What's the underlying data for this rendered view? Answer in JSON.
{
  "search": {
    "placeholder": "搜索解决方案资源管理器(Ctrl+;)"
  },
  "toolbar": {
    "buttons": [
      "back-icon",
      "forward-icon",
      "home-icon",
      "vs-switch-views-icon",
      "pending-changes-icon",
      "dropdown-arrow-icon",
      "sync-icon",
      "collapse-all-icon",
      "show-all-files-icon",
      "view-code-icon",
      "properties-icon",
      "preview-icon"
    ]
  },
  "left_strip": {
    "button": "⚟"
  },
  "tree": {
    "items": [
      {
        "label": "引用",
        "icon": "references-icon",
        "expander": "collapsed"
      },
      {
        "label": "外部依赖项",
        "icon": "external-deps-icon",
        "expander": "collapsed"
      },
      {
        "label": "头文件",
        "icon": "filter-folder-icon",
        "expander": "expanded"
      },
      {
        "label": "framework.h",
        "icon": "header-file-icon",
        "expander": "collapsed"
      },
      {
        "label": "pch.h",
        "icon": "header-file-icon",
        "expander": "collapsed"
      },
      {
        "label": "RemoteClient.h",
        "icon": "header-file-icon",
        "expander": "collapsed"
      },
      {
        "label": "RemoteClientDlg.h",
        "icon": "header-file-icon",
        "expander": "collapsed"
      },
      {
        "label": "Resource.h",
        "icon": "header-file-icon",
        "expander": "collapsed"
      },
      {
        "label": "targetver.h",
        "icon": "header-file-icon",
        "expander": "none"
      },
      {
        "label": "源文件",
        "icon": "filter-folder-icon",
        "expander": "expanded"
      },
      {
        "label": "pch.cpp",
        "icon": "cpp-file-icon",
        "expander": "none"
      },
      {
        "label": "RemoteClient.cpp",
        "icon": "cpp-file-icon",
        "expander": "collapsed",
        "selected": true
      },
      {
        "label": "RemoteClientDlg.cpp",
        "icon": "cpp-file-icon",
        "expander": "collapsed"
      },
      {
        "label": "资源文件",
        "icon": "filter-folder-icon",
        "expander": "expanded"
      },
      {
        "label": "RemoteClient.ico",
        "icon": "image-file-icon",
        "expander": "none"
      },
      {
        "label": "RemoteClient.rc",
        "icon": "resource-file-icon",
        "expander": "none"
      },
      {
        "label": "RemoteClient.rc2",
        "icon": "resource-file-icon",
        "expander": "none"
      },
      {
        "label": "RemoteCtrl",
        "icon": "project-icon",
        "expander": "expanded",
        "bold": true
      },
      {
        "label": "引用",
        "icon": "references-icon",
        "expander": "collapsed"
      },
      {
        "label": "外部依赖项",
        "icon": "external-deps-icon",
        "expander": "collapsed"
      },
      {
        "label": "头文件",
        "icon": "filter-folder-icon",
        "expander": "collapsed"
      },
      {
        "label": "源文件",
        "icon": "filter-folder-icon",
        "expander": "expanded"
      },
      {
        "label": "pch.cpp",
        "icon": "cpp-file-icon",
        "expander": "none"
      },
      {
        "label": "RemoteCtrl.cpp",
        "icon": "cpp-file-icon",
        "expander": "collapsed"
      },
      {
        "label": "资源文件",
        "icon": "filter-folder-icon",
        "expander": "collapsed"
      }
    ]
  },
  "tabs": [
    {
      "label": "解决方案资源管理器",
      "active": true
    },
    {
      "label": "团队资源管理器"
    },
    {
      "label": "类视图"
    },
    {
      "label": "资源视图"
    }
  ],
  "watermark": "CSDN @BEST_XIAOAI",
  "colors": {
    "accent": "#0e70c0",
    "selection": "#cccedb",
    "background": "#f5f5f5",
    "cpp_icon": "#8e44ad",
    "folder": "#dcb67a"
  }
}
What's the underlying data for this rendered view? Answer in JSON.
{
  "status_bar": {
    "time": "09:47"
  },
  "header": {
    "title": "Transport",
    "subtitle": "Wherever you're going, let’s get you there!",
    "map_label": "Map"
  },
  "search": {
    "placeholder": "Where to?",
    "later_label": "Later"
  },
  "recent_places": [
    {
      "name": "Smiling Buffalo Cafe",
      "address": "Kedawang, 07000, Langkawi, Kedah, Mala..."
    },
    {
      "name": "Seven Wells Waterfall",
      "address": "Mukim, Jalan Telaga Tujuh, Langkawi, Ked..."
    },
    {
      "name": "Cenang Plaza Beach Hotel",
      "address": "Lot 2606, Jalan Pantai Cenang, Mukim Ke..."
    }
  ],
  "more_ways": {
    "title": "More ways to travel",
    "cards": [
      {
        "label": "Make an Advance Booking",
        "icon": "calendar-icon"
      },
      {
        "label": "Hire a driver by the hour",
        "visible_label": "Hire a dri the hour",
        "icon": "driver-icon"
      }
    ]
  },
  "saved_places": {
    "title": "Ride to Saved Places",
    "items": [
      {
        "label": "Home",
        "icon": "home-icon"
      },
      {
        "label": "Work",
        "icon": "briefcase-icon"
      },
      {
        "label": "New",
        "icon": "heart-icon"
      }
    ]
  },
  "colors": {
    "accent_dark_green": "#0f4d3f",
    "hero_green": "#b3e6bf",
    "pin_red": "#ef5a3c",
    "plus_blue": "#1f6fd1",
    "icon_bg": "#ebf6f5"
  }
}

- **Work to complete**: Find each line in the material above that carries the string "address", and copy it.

- **Answer**:
      "address": "Kedawang, 07000, Langkawi, Kedah, Mala..."
      "address": "Mukim, Jalan Telaga Tujuh, Langkawi, Ked..."
      "address": "Lot 2606, Jalan Pantai Cenang, Mukim Ke..."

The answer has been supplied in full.